> _Problem_
The data below is to be copied exactly, line by line.

> _Entries shown_
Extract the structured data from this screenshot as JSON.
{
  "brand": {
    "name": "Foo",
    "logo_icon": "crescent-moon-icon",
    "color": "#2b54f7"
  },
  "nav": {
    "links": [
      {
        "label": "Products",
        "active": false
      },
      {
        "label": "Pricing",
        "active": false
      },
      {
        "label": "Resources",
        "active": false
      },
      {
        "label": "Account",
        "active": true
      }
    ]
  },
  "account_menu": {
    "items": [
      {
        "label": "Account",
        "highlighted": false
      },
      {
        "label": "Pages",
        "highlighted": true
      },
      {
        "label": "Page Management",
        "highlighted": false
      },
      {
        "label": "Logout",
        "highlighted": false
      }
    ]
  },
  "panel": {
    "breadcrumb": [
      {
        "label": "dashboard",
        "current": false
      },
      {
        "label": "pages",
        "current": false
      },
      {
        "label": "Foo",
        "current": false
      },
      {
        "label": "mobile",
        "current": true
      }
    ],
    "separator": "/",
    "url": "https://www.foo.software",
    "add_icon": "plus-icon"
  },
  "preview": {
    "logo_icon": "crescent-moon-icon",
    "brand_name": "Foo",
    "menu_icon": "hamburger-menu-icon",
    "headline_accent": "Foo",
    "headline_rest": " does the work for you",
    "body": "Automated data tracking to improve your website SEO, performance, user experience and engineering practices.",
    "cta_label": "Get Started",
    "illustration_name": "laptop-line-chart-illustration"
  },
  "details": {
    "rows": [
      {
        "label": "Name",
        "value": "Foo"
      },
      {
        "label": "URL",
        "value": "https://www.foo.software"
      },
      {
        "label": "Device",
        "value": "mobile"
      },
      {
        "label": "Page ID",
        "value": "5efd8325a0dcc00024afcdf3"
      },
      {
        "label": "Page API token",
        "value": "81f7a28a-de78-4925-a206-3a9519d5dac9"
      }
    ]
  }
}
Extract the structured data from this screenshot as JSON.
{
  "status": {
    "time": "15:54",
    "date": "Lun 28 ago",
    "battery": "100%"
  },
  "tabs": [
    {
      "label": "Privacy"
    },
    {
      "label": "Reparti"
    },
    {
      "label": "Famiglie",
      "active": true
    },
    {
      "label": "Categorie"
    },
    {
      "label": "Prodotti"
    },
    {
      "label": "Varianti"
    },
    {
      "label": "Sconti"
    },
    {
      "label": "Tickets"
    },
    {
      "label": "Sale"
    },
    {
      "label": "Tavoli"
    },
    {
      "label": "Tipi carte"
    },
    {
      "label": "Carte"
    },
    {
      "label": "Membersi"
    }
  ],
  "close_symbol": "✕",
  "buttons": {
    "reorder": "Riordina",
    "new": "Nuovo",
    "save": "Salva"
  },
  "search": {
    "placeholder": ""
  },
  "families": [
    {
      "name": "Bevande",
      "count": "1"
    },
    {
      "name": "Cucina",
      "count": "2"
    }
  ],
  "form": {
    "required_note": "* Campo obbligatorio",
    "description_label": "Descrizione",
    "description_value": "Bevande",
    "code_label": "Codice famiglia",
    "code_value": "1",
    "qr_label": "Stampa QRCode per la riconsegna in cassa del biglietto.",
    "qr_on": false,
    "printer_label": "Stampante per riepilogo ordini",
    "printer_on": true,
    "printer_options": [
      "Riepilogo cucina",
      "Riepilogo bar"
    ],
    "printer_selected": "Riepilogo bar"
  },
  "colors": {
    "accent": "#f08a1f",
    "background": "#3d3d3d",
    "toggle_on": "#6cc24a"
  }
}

> _Response for this exercise_
Extract the structured data from this screenshot as JSON.
{
  "brand": {
    "name": "Foo",
    "logo_icon": "crescent-moon-icon",
    "color": "#2b54f7"
  },
  "nav": {
    "links": [
      {
        "label": "Products",
        "active": false
      },
      {
        "label": "Pricing",
        "active": false
      },
      {
        "label": "Resources",
        "active": false
      },
      {
        "label": "Account",
        "active": true
      }
    ]
  },
  "account_menu": {
    "items": [
      {
        "label": "Account",
        "highlighted": false
      },
      {
        "label": "Pages",
        "highlighted": true
      },
      {
        "label": "Page Management",
        "highlighted": false
      },
      {
        "label": "Logout",
        "highlighted": false
      }
    ]
  },
  "panel": {
    "breadcrumb": [
      {
        "label": "dashboard",
        "current": false
      },
      {
        "label": "pages",
        "current": false
      },
      {
        "label": "Foo",
        "current": false
      },
      {
        "label": "mobile",
        "current": true
      }
    ],
    "separator": "/",
    "url": "https://www.foo.software",
    "add_icon": "plus-icon"
  },
  "preview": {
    "logo_icon": "crescent-moon-icon",
    "brand_name": "Foo",
    "menu_icon": "hamburger-menu-icon",
    "headline_accent": "Foo",
    "headline_rest": " does the work for you",
    "body": "Automated data tracking to improve your website SEO, performance, user experience and engineering practices.",
    "cta_label": "Get Started",
    "illustration_name": "laptop-line-chart-illustration"
  },
  "details": {
    "rows": [
      {
        "label": "Name",
        "value": "Foo"
      },
      {
        "label": "URL",
        "value": "https://www.foo.software"
      },
      {
        "label": "Device",
        "value": "mobile"
      },
      {
        "label": "Page ID",
        "value": "5efd8325a0dcc00024afcdf3"
      },
      {
        "label": "Page API token",
        "value": "81f7a28a-de78-4925-a206-3a9519d5dac9"
      }
    ]
  }
}
Extract the structured data from this screenshot as JSON.
{
  "status": {
    "time": "15:54",
    "date": "Lun 28 ago",
    "battery": "100%"
  },
  "tabs": [
    {
      "label": "Privacy"
    },
    {
      "label": "Reparti"
    },
    {
      "label": "Famiglie",
      "active": true
    },
    {
      "label": "Categorie"
    },
    {
      "label": "Prodotti"
    },
    {
      "label": "Varianti"
    },
    {
      "label": "Sconti"
    },
    {
      "label": "Tickets"
    },
    {
      "label": "Sale"
    },
    {
      "label": "Tavoli"
    },
    {
      "label": "Tipi carte"
    },
    {
      "label": "Carte"
    },
    {
      "label": "Membersi"
    }
  ],
  "close_symbol": "✕",
  "buttons": {
    "reorder": "Riordina",
    "new": "Nuovo",
    "save": "Salva"
  },
  "search": {
    "placeholder": ""
  },
  "families": [
    {
      "name": "Bevande",
      "count": "1"
    },
    {
      "name": "Cucina",
      "count": "2"
    }
  ],
  "form": {
    "required_note": "* Campo obbligatorio",
    "description_label": "Descrizione",
    "description_value": "Bevande",
    "code_label": "Codice famiglia",
    "code_value": "1",
    "qr_label": "Stampa QRCode per la riconsegna in cassa del biglietto.",
    "qr_on": false,
    "printer_label": "Stampante per riepilogo ordini",
    "printer_on": true,
    "printer_options": [
      "Riepilogo cucina",
      "Riepilogo bar"
    ],
    "printer_selected": "Riepilogo bar"
  },
  "colors": {
    "accent": "#f08a1f",
    "background": "#3d3d3d",
    "toggle_on": "#6cc24a"
  }
}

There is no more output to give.